Directions for this task :: For every record that follows, write out the text exactly and omit the picture, if one is present.

== Record extracts ==

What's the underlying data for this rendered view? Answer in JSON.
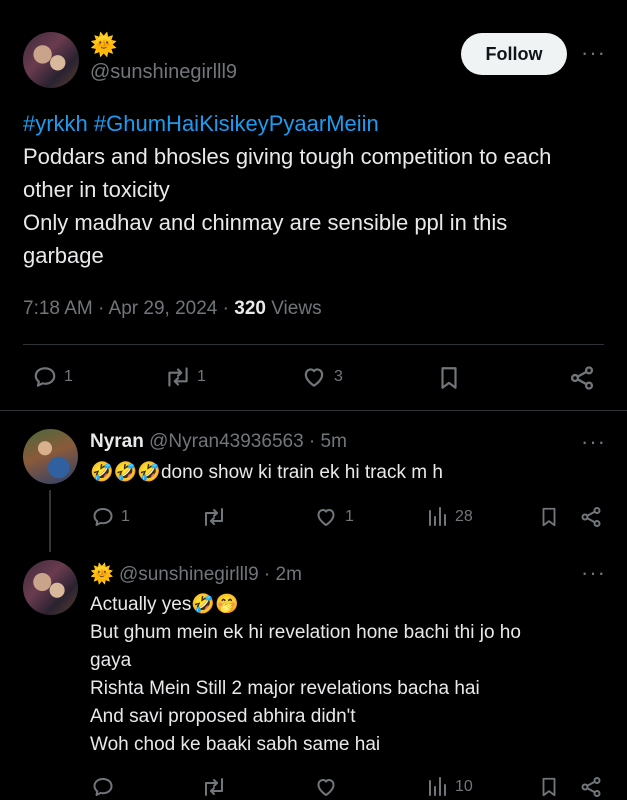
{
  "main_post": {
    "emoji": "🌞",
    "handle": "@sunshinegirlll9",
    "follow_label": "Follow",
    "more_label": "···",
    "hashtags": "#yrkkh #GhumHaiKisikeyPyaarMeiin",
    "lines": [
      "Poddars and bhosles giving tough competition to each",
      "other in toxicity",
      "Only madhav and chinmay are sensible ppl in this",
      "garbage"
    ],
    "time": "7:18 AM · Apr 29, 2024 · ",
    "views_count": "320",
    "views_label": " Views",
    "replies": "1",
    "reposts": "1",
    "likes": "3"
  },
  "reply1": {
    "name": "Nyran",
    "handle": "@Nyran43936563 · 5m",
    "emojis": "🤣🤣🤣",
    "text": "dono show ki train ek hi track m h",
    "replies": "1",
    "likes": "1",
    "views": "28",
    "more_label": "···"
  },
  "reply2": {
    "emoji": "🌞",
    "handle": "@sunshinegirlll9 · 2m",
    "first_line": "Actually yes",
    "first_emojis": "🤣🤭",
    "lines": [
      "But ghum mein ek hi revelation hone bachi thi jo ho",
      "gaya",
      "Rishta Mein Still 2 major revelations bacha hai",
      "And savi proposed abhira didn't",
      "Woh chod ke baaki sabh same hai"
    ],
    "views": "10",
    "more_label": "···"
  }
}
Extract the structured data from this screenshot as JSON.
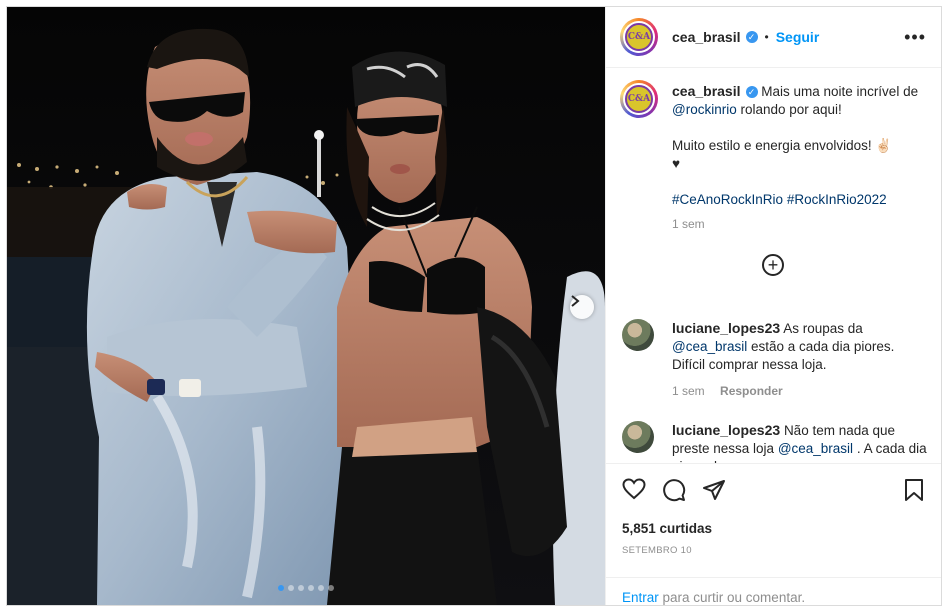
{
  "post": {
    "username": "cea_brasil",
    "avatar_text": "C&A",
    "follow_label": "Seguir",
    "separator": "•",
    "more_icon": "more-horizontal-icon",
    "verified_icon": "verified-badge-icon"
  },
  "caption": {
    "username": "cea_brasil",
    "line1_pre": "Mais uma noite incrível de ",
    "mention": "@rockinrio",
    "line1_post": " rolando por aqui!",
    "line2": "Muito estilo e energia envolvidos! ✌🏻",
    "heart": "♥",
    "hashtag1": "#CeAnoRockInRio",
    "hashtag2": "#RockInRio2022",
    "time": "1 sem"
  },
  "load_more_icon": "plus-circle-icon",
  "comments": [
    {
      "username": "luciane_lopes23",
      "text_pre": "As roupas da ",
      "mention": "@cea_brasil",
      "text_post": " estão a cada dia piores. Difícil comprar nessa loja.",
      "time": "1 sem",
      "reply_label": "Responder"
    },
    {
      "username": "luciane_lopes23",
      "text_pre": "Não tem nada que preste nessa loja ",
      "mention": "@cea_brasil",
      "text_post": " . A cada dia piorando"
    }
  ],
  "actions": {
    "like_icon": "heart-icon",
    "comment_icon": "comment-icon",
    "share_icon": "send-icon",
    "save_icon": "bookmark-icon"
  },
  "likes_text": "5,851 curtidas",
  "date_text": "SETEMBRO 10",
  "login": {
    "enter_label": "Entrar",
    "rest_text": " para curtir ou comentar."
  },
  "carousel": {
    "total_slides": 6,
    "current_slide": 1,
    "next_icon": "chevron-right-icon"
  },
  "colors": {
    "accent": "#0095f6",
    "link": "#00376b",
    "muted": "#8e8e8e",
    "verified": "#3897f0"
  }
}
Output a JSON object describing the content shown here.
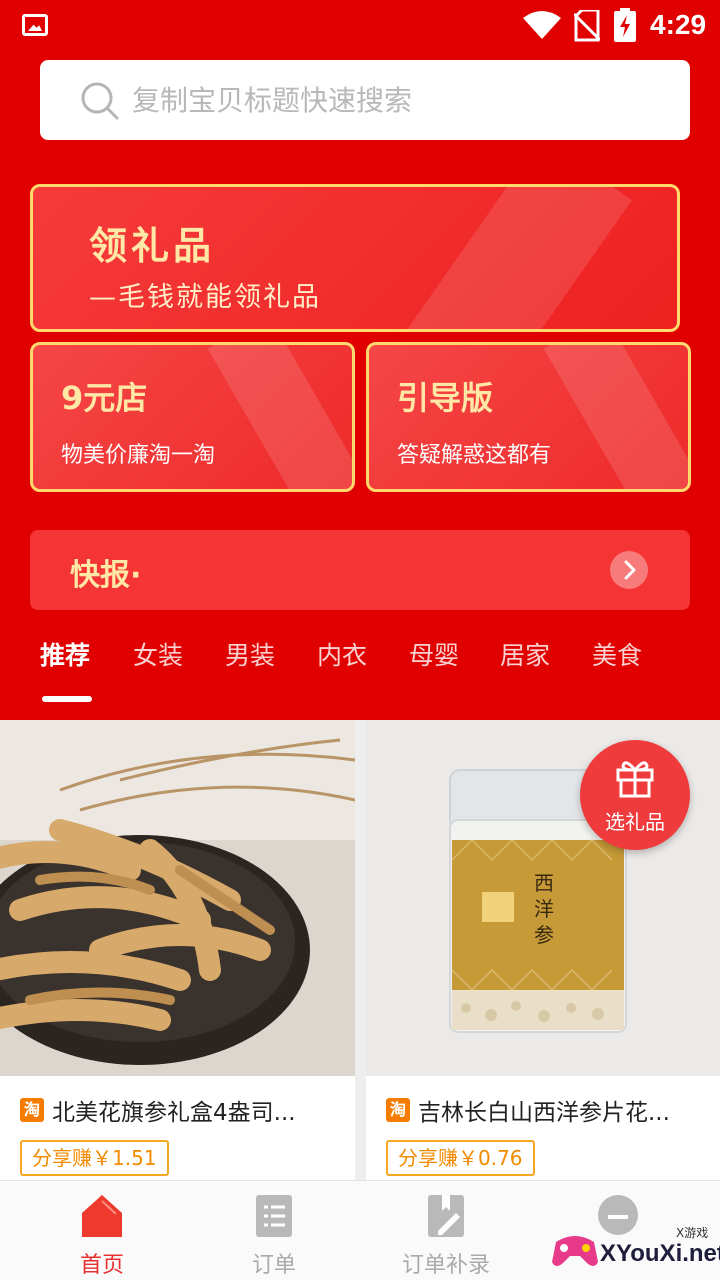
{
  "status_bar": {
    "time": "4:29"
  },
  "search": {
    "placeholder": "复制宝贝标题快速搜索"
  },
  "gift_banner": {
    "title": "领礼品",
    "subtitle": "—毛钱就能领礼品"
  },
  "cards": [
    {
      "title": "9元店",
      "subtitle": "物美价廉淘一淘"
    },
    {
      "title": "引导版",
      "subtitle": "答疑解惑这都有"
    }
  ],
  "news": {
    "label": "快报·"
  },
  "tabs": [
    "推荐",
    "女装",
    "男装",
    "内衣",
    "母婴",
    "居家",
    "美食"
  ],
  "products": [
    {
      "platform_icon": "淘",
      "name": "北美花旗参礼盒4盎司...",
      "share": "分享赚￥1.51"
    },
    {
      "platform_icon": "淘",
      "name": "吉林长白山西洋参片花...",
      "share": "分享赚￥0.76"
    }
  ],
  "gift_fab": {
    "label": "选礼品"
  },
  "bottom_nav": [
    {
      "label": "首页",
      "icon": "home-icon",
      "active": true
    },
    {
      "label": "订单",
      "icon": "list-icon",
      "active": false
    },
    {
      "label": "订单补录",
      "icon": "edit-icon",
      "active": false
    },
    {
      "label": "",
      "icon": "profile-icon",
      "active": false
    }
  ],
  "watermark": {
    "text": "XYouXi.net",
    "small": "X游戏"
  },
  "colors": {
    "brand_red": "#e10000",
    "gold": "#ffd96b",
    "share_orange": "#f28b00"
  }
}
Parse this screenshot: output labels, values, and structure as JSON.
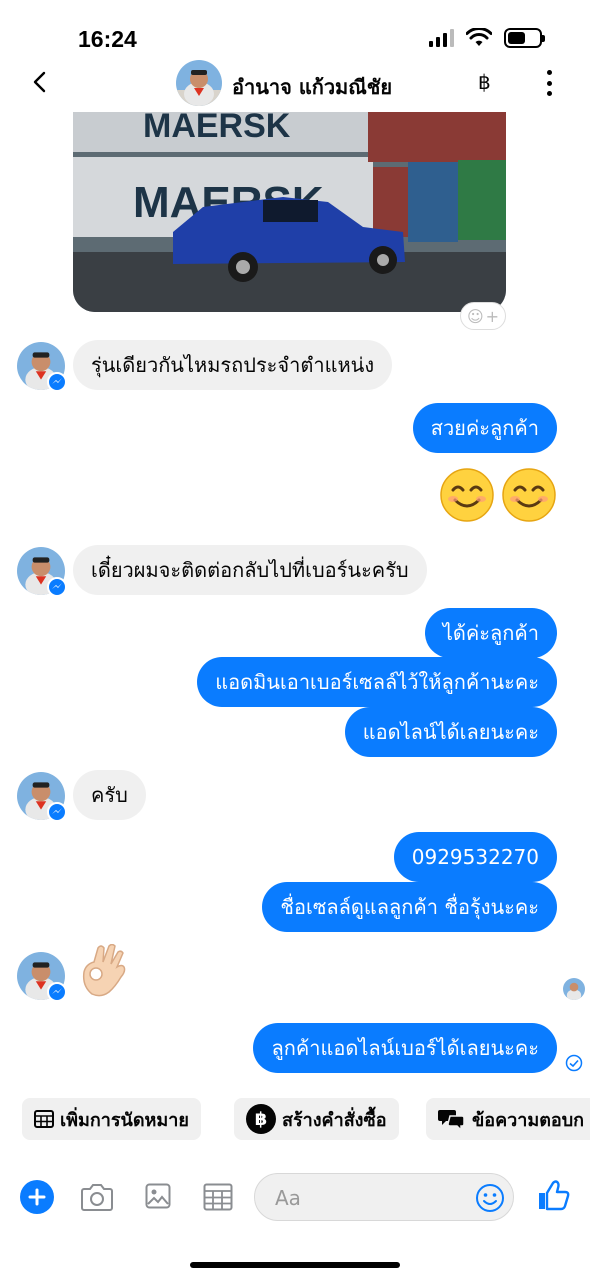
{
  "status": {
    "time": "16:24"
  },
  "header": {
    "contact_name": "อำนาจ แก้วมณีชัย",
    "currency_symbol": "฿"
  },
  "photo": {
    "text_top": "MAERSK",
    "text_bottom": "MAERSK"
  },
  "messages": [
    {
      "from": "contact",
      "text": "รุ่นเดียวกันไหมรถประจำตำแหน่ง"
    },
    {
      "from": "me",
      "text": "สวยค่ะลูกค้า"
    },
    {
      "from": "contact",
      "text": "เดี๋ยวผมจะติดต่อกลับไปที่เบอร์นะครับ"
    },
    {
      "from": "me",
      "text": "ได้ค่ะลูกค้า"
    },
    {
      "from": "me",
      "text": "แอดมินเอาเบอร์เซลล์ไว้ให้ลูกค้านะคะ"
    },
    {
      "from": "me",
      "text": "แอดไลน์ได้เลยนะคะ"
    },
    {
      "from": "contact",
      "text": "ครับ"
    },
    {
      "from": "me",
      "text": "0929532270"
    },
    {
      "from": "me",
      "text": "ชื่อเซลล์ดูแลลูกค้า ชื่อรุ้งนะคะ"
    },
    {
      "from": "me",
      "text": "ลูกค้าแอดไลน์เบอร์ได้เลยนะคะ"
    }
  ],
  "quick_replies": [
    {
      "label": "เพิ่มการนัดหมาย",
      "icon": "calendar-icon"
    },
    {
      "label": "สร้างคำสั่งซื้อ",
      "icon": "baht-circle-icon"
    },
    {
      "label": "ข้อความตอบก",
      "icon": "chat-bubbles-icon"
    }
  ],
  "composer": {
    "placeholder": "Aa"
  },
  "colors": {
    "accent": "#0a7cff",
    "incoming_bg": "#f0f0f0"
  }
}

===

Solution below ::
What's the underlying data for this rendered view? Answer in JSON.
{
  "main_post": {
    "emoji": "🌞",
    "handle": "@sunshinegirlll9",
    "follow_label": "Follow",
    "more_label": "···",
    "hashtags": "#yrkkh #GhumHaiKisikeyPyaarMeiin",
    "lines": [
      "Poddars and bhosles giving tough competition to each",
      "other in toxicity",
      "Only madhav and chinmay are sensible ppl in this",
      "garbage"
    ],
    "time": "7:18 AM · Apr 29, 2024 · ",
    "views_count": "320",
    "views_label": " Views",
    "replies": "1",
    "reposts": "1",
    "likes": "3"
  },
  "reply1": {
    "name": "Nyran",
    "handle": "@Nyran43936563 · 5m",
    "emojis": "🤣🤣🤣",
    "text": "dono show ki train ek hi track m h",
    "replies": "1",
    "likes": "1",
    "views": "28",
    "more_label": "···"
  },
  "reply2": {
    "emoji": "🌞",
    "handle": "@sunshinegirlll9 · 2m",
    "first_line": "Actually yes",
    "first_emojis": "🤣🤭",
    "lines": [
      "But ghum mein ek hi revelation hone bachi thi jo ho",
      "gaya",
      "Rishta Mein Still 2 major revelations bacha hai",
      "And savi proposed abhira didn't",
      "Woh chod ke baaki sabh same hai"
    ],
    "views": "10",
    "more_label": "···"
  }
}
Extract the structured data from this screenshot as JSON.
{
  "post": {
    "username": "cea_brasil",
    "avatar_text": "C&A",
    "follow_label": "Seguir",
    "separator": "•",
    "more_icon": "more-horizontal-icon",
    "verified_icon": "verified-badge-icon"
  },
  "caption": {
    "username": "cea_brasil",
    "line1_pre": "Mais uma noite incrível de ",
    "mention": "@rockinrio",
    "line1_post": " rolando por aqui!",
    "line2": "Muito estilo e energia envolvidos! ✌🏻",
    "heart": "♥",
    "hashtag1": "#CeAnoRockInRio",
    "hashtag2": "#RockInRio2022",
    "time": "1 sem"
  },
  "load_more_icon": "plus-circle-icon",
  "comments": [
    {
      "username": "luciane_lopes23",
      "text_pre": "As roupas da ",
      "mention": "@cea_brasil",
      "text_post": " estão a cada dia piores. Difícil comprar nessa loja.",
      "time": "1 sem",
      "reply_label": "Responder"
    },
    {
      "username": "luciane_lopes23",
      "text_pre": "Não tem nada que preste nessa loja ",
      "mention": "@cea_brasil",
      "text_post": " . A cada dia piorando"
    }
  ],
  "actions": {
    "like_icon": "heart-icon",
    "comment_icon": "comment-icon",
    "share_icon": "send-icon",
    "save_icon": "bookmark-icon"
  },
  "likes_text": "5,851 curtidas",
  "date_text": "SETEMBRO 10",
  "login": {
    "enter_label": "Entrar",
    "rest_text": " para curtir ou comentar."
  },
  "carousel": {
    "total_slides": 6,
    "current_slide": 1,
    "next_icon": "chevron-right-icon"
  },
  "colors": {
    "accent": "#0095f6",
    "link": "#00376b",
    "muted": "#8e8e8e",
    "verified": "#3897f0"
  }
}
Output a JSON object describing the content shown here.
{
  "status_bar": {
    "time": "4:29"
  },
  "search": {
    "placeholder": "复制宝贝标题快速搜索"
  },
  "gift_banner": {
    "title": "领礼品",
    "subtitle": "—毛钱就能领礼品"
  },
  "cards": [
    {
      "title": "9元店",
      "subtitle": "物美价廉淘一淘"
    },
    {
      "title": "引导版",
      "subtitle": "答疑解惑这都有"
    }
  ],
  "news": {
    "label": "快报·"
  },
  "tabs": [
    "推荐",
    "女装",
    "男装",
    "内衣",
    "母婴",
    "居家",
    "美食"
  ],
  "products": [
    {
      "platform_icon": "淘",
      "name": "北美花旗参礼盒4盎司...",
      "share": "分享赚￥1.51"
    },
    {
      "platform_icon": "淘",
      "name": "吉林长白山西洋参片花...",
      "share": "分享赚￥0.76"
    }
  ],
  "gift_fab": {
    "label": "选礼品"
  },
  "bottom_nav": [
    {
      "label": "首页",
      "icon": "home-icon",
      "active": true
    },
    {
      "label": "订单",
      "icon": "list-icon",
      "active": false
    },
    {
      "label": "订单补录",
      "icon": "edit-icon",
      "active": false
    },
    {
      "label": "",
      "icon": "profile-icon",
      "active": false
    }
  ],
  "watermark": {
    "text": "XYouXi.net",
    "small": "X游戏"
  },
  "colors": {
    "brand_red": "#e10000",
    "gold": "#ffd96b",
    "share_orange": "#f28b00"
  }
}
Parse this screenshot: output labels, values, and structure as JSON.
{
  "status": {
    "time": "16:24"
  },
  "header": {
    "contact_name": "อำนาจ แก้วมณีชัย",
    "currency_symbol": "฿"
  },
  "photo": {
    "text_top": "MAERSK",
    "text_bottom": "MAERSK"
  },
  "messages": [
    {
      "from": "contact",
      "text": "รุ่นเดียวกันไหมรถประจำตำแหน่ง"
    },
    {
      "from": "me",
      "text": "สวยค่ะลูกค้า"
    },
    {
      "from": "contact",
      "text": "เดี๋ยวผมจะติดต่อกลับไปที่เบอร์นะครับ"
    },
    {
      "from": "me",
      "text": "ได้ค่ะลูกค้า"
    },
    {
      "from": "me",
      "text": "แอดมินเอาเบอร์เซลล์ไว้ให้ลูกค้านะคะ"
    },
    {
      "from": "me",
      "text": "แอดไลน์ได้เลยนะคะ"
    },
    {
      "from": "contact",
      "text": "ครับ"
    },
    {
      "from": "me",
      "text": "0929532270"
    },
    {
      "from": "me",
      "text": "ชื่อเซลล์ดูแลลูกค้า ชื่อรุ้งนะคะ"
    },
    {
      "from": "me",
      "text": "ลูกค้าแอดไลน์เบอร์ได้เลยนะคะ"
    }
  ],
  "quick_replies": [
    {
      "label": "เพิ่มการนัดหมาย",
      "icon": "calendar-icon"
    },
    {
      "label": "สร้างคำสั่งซื้อ",
      "icon": "baht-circle-icon"
    },
    {
      "label": "ข้อความตอบก",
      "icon": "chat-bubbles-icon"
    }
  ],
  "composer": {
    "placeholder": "Aa"
  },
  "colors": {
    "accent": "#0a7cff",
    "incoming_bg": "#f0f0f0"
  }
}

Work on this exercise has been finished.